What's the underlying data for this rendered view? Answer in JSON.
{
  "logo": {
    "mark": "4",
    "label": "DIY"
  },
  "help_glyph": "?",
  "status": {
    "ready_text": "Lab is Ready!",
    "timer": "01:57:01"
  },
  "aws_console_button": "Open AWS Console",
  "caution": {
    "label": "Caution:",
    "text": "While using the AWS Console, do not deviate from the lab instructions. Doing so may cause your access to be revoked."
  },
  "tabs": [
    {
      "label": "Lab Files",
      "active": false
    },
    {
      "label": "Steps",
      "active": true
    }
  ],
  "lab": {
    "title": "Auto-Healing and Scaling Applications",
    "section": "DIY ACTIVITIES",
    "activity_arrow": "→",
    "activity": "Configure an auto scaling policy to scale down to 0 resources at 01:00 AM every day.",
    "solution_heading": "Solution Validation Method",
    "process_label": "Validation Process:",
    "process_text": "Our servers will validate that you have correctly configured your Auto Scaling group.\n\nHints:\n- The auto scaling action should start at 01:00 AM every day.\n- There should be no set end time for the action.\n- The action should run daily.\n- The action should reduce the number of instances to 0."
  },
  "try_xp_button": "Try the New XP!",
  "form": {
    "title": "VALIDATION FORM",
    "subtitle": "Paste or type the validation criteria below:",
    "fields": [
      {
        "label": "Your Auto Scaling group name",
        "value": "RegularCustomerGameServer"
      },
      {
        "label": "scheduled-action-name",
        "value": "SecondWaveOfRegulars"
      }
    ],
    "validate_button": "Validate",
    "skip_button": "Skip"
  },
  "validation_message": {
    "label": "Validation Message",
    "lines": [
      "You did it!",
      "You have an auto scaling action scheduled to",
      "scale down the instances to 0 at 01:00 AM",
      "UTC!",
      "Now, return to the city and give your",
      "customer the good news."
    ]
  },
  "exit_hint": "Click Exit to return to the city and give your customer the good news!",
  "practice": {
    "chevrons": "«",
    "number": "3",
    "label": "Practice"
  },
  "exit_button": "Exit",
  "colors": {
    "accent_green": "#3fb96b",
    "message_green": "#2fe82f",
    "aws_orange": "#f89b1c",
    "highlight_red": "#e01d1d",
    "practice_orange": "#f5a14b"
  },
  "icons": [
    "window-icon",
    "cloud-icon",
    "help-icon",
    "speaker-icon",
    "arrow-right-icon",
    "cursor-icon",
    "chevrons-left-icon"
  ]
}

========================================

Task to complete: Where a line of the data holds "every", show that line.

Result below:
    "activity": "Configure an auto scaling policy to scale down to 0 resources at 01:00 AM every day.",
    "process_text": "Our servers will validate that you have correctly configured your Auto Scaling group.\n\nHints:\n- The auto scaling action should start at 01:00 AM every day.\n- There should be no set end time for the action.\n- The action should run daily.\n- The action should reduce the number of instances to 0."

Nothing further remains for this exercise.